Tulane takes out 'Victory Bell' 'now that we understand its history'
In a letter to the campus community, the president of the university cited the bell's ties to slavery.
Tulane University has removed the iconic Victory Bell from campus.
Tulane University has removed its iconic Victory Bell from campus after officials learned of the bell's ties to slavery.
"It is terribly disheartening to learn that it is, in fact, a vestige of a horrific part of our nation's past," Tulane University President Mike Fitts wrote in a letter to the campus community, according to the student newspaper Tulane Hullabaloo. "Now that we understand its history as an instrument of slavery, continuing to use this bell in a celebratory manner would run counter to our values."
The bell had become an icon on the Louisiana campus and was often used to celebrate basketball games and commencement ceremonies.
According to NOLA.com, the bell was moved Thursday from its central location on campus to a storage facility. The university is now further investigating the bell's history. According to Fitt's letter, the bell was made in 1825 and was used to signal the time of day for slaves, who were not allowed to carry watches. The bell was moved to the Tulane campus in the early 1960s, according to the campus newspaper.
"Now that we understand its history as an instrument of slavery, continuing to use this bell in a celebratory manner would run counter to our values as a university community," Fitts said in the letter. "As an academic institution, we believe it is important to find a way to use this bell to further our knowledge and understanding of slavery and pursue a more just society."

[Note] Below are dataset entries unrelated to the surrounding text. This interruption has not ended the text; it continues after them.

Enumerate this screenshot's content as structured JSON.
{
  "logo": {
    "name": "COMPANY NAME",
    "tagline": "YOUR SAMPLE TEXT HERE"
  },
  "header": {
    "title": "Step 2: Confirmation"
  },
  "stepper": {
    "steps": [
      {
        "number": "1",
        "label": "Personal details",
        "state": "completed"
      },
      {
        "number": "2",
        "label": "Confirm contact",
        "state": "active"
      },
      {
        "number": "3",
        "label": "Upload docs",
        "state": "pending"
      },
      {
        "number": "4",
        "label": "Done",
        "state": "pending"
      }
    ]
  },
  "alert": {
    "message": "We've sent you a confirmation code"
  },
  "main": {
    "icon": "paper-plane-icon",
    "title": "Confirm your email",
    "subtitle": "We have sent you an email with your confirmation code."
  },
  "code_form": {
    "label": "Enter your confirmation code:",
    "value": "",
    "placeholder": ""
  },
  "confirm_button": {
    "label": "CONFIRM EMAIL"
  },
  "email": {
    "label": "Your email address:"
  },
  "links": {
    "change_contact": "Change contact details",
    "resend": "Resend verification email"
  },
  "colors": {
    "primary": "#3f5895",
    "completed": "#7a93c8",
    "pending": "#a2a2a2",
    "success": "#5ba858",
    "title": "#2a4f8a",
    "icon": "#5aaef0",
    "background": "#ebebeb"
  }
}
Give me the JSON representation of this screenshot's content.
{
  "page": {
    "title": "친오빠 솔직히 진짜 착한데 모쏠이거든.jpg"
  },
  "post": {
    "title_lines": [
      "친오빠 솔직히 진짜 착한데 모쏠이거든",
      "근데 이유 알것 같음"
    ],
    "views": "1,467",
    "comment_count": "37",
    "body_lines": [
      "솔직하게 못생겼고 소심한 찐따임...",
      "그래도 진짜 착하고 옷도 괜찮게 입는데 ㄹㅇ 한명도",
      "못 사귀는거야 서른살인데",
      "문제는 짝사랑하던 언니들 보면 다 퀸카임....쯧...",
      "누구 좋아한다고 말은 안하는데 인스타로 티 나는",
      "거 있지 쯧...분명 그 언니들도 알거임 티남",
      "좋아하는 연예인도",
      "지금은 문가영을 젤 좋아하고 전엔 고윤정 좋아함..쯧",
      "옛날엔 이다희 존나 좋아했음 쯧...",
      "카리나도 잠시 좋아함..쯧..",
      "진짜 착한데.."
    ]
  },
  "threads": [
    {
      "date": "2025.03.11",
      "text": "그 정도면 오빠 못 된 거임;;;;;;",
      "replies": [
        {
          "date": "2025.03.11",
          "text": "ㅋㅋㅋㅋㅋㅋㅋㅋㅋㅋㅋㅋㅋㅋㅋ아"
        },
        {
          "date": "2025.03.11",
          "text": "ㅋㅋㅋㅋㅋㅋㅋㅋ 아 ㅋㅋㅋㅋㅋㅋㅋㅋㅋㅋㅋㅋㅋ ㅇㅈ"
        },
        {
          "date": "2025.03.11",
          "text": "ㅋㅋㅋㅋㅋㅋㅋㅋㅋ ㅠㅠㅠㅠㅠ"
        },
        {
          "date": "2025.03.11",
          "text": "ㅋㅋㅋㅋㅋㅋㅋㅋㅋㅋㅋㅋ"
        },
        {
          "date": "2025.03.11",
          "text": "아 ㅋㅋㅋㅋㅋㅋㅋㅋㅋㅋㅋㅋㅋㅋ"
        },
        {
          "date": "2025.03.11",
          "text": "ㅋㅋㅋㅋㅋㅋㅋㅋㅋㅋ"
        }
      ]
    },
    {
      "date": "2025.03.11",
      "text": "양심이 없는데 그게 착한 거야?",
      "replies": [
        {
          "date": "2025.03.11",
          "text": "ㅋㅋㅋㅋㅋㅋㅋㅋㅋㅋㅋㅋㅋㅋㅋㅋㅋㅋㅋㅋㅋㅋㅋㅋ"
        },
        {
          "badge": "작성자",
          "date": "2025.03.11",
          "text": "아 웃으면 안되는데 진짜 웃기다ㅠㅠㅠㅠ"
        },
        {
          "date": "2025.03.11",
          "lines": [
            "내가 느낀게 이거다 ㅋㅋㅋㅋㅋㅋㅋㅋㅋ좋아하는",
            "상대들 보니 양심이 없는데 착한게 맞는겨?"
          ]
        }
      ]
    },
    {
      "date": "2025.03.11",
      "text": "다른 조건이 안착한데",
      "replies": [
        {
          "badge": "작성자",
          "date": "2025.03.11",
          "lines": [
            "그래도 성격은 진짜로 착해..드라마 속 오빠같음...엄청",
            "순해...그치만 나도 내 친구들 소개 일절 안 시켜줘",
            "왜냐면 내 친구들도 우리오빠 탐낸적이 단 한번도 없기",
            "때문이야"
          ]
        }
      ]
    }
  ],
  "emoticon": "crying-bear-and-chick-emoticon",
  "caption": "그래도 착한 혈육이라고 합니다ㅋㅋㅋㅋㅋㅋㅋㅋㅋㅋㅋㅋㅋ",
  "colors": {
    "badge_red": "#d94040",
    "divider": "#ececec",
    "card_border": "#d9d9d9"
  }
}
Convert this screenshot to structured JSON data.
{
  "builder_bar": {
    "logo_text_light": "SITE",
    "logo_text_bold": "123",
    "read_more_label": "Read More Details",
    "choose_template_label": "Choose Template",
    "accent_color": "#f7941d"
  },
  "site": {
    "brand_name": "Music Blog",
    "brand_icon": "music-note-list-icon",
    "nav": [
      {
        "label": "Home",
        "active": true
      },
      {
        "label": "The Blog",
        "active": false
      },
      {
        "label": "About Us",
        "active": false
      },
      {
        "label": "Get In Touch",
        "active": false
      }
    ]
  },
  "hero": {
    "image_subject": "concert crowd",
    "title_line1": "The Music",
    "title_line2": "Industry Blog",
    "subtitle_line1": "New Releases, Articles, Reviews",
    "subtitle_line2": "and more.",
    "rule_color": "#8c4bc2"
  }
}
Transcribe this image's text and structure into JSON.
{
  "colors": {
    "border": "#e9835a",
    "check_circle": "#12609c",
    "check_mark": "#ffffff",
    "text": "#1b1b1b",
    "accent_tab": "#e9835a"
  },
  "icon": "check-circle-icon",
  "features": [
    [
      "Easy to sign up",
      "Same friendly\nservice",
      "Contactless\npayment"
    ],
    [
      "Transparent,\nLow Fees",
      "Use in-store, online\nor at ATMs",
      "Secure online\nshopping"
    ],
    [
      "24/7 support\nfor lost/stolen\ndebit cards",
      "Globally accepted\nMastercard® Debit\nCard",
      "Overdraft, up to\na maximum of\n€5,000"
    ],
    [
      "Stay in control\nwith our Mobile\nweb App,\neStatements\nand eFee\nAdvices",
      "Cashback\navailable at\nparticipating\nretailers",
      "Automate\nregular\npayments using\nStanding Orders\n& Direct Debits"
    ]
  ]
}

The Hullabaloo reported a committee has been tasked with determining what will replace the bell on the now-empty pedestal.